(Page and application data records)
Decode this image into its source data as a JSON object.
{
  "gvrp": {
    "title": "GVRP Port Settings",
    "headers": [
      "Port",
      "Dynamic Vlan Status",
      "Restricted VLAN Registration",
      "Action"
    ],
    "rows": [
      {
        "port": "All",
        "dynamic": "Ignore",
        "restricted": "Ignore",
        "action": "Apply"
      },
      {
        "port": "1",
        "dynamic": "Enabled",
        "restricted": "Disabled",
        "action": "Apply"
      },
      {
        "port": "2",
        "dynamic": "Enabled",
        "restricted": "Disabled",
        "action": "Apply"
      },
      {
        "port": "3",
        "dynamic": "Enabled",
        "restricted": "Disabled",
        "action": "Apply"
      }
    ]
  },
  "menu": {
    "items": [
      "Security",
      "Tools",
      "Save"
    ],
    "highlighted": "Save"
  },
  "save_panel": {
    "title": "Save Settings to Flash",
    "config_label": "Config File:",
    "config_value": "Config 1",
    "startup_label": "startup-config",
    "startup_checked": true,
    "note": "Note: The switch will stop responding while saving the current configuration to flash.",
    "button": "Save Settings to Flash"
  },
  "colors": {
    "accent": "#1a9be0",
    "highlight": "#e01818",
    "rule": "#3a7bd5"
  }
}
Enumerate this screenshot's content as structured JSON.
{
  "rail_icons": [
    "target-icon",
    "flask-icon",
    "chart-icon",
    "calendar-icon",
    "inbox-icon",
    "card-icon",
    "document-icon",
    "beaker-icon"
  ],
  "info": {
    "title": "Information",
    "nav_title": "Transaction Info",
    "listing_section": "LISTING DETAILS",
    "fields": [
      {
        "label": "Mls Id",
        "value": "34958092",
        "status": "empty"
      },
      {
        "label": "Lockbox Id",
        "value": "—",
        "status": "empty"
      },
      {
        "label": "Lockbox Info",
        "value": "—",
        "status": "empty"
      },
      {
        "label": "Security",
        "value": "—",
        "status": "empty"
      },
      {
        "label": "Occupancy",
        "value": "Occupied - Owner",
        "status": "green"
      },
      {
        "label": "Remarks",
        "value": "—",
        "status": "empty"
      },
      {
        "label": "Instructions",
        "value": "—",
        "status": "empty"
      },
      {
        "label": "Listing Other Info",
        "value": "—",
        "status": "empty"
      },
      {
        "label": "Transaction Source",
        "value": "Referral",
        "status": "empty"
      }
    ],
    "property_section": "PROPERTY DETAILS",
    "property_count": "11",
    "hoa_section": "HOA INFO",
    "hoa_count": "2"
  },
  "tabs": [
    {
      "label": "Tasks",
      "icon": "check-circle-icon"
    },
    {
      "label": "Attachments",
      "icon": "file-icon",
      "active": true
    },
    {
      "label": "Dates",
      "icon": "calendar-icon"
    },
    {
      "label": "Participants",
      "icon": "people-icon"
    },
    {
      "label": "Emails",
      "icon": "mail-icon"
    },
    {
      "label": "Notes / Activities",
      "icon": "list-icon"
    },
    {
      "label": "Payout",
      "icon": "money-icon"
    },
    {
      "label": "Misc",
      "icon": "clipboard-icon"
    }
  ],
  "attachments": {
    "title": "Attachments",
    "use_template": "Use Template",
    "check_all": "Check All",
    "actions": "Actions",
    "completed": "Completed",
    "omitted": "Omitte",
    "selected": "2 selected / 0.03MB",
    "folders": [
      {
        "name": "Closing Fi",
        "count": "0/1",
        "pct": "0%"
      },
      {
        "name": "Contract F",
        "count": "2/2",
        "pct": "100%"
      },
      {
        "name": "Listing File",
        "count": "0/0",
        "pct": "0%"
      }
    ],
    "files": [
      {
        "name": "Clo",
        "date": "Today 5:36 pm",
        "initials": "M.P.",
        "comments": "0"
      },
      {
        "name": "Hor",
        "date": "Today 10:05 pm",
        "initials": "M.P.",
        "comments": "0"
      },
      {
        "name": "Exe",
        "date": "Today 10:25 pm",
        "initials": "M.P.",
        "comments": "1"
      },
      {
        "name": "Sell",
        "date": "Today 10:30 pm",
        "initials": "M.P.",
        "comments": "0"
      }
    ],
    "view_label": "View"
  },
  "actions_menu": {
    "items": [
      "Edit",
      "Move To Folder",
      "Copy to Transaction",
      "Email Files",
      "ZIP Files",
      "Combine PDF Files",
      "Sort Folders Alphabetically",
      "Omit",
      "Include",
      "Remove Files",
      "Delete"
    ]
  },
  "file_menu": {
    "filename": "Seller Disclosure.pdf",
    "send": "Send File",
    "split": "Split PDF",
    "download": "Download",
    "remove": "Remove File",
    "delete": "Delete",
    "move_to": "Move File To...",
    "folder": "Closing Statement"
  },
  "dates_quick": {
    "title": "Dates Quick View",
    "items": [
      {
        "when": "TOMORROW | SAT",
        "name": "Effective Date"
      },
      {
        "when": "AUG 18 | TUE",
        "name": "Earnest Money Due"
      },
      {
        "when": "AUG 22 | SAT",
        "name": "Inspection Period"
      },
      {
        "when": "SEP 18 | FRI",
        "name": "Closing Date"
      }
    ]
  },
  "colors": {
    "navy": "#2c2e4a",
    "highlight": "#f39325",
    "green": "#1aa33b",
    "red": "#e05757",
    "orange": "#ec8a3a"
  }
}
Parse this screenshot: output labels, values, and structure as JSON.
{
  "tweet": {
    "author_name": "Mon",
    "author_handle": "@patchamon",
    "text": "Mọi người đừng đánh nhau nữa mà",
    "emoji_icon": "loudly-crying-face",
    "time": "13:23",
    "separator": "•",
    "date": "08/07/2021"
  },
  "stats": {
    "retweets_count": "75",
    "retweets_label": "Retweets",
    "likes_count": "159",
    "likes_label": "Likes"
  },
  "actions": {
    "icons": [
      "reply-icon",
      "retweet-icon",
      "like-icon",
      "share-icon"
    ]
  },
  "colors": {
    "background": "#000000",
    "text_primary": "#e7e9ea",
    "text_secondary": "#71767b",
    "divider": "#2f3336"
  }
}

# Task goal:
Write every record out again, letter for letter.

# Result of the exercise:
Decode this image into its source data as a JSON object.
{
  "gvrp": {
    "title": "GVRP Port Settings",
    "headers": [
      "Port",
      "Dynamic Vlan Status",
      "Restricted VLAN Registration",
      "Action"
    ],
    "rows": [
      {
        "port": "All",
        "dynamic": "Ignore",
        "restricted": "Ignore",
        "action": "Apply"
      },
      {
        "port": "1",
        "dynamic": "Enabled",
        "restricted": "Disabled",
        "action": "Apply"
      },
      {
        "port": "2",
        "dynamic": "Enabled",
        "restricted": "Disabled",
        "action": "Apply"
      },
      {
        "port": "3",
        "dynamic": "Enabled",
        "restricted": "Disabled",
        "action": "Apply"
      }
    ]
  },
  "menu": {
    "items": [
      "Security",
      "Tools",
      "Save"
    ],
    "highlighted": "Save"
  },
  "save_panel": {
    "title": "Save Settings to Flash",
    "config_label": "Config File:",
    "config_value": "Config 1",
    "startup_label": "startup-config",
    "startup_checked": true,
    "note": "Note: The switch will stop responding while saving the current configuration to flash.",
    "button": "Save Settings to Flash"
  },
  "colors": {
    "accent": "#1a9be0",
    "highlight": "#e01818",
    "rule": "#3a7bd5"
  }
}
Enumerate this screenshot's content as structured JSON.
{
  "rail_icons": [
    "target-icon",
    "flask-icon",
    "chart-icon",
    "calendar-icon",
    "inbox-icon",
    "card-icon",
    "document-icon",
    "beaker-icon"
  ],
  "info": {
    "title": "Information",
    "nav_title": "Transaction Info",
    "listing_section": "LISTING DETAILS",
    "fields": [
      {
        "label": "Mls Id",
        "value": "34958092",
        "status": "empty"
      },
      {
        "label": "Lockbox Id",
        "value": "—",
        "status": "empty"
      },
      {
        "label": "Lockbox Info",
        "value": "—",
        "status": "empty"
      },
      {
        "label": "Security",
        "value": "—",
        "status": "empty"
      },
      {
        "label": "Occupancy",
        "value": "Occupied - Owner",
        "status": "green"
      },
      {
        "label": "Remarks",
        "value": "—",
        "status": "empty"
      },
      {
        "label": "Instructions",
        "value": "—",
        "status": "empty"
      },
      {
        "label": "Listing Other Info",
        "value": "—",
        "status": "empty"
      },
      {
        "label": "Transaction Source",
        "value": "Referral",
        "status": "empty"
      }
    ],
    "property_section": "PROPERTY DETAILS",
    "property_count": "11",
    "hoa_section": "HOA INFO",
    "hoa_count": "2"
  },
  "tabs": [
    {
      "label": "Tasks",
      "icon": "check-circle-icon"
    },
    {
      "label": "Attachments",
      "icon": "file-icon",
      "active": true
    },
    {
      "label": "Dates",
      "icon": "calendar-icon"
    },
    {
      "label": "Participants",
      "icon": "people-icon"
    },
    {
      "label": "Emails",
      "icon": "mail-icon"
    },
    {
      "label": "Notes / Activities",
      "icon": "list-icon"
    },
    {
      "label": "Payout",
      "icon": "money-icon"
    },
    {
      "label": "Misc",
      "icon": "clipboard-icon"
    }
  ],
  "attachments": {
    "title": "Attachments",
    "use_template": "Use Template",
    "check_all": "Check All",
    "actions": "Actions",
    "completed": "Completed",
    "omitted": "Omitte",
    "selected": "2 selected / 0.03MB",
    "folders": [
      {
        "name": "Closing Fi",
        "count": "0/1",
        "pct": "0%"
      },
      {
        "name": "Contract F",
        "count": "2/2",
        "pct": "100%"
      },
      {
        "name": "Listing File",
        "count": "0/0",
        "pct": "0%"
      }
    ],
    "files": [
      {
        "name": "Clo",
        "date": "Today 5:36 pm",
        "initials": "M.P.",
        "comments": "0"
      },
      {
        "name": "Hor",
        "date": "Today 10:05 pm",
        "initials": "M.P.",
        "comments": "0"
      },
      {
        "name": "Exe",
        "date": "Today 10:25 pm",
        "initials": "M.P.",
        "comments": "1"
      },
      {
        "name": "Sell",
        "date": "Today 10:30 pm",
        "initials": "M.P.",
        "comments": "0"
      }
    ],
    "view_label": "View"
  },
  "actions_menu": {
    "items": [
      "Edit",
      "Move To Folder",
      "Copy to Transaction",
      "Email Files",
      "ZIP Files",
      "Combine PDF Files",
      "Sort Folders Alphabetically",
      "Omit",
      "Include",
      "Remove Files",
      "Delete"
    ]
  },
  "file_menu": {
    "filename": "Seller Disclosure.pdf",
    "send": "Send File",
    "split": "Split PDF",
    "download": "Download",
    "remove": "Remove File",
    "delete": "Delete",
    "move_to": "Move File To...",
    "folder": "Closing Statement"
  },
  "dates_quick": {
    "title": "Dates Quick View",
    "items": [
      {
        "when": "TOMORROW | SAT",
        "name": "Effective Date"
      },
      {
        "when": "AUG 18 | TUE",
        "name": "Earnest Money Due"
      },
      {
        "when": "AUG 22 | SAT",
        "name": "Inspection Period"
      },
      {
        "when": "SEP 18 | FRI",
        "name": "Closing Date"
      }
    ]
  },
  "colors": {
    "navy": "#2c2e4a",
    "highlight": "#f39325",
    "green": "#1aa33b",
    "red": "#e05757",
    "orange": "#ec8a3a"
  }
}
Parse this screenshot: output labels, values, and structure as JSON.
{
  "tweet": {
    "author_name": "Mon",
    "author_handle": "@patchamon",
    "text": "Mọi người đừng đánh nhau nữa mà",
    "emoji_icon": "loudly-crying-face",
    "time": "13:23",
    "separator": "•",
    "date": "08/07/2021"
  },
  "stats": {
    "retweets_count": "75",
    "retweets_label": "Retweets",
    "likes_count": "159",
    "likes_label": "Likes"
  },
  "actions": {
    "icons": [
      "reply-icon",
      "retweet-icon",
      "like-icon",
      "share-icon"
    ]
  },
  "colors": {
    "background": "#000000",
    "text_primary": "#e7e9ea",
    "text_secondary": "#71767b",
    "divider": "#2f3336"
  }
}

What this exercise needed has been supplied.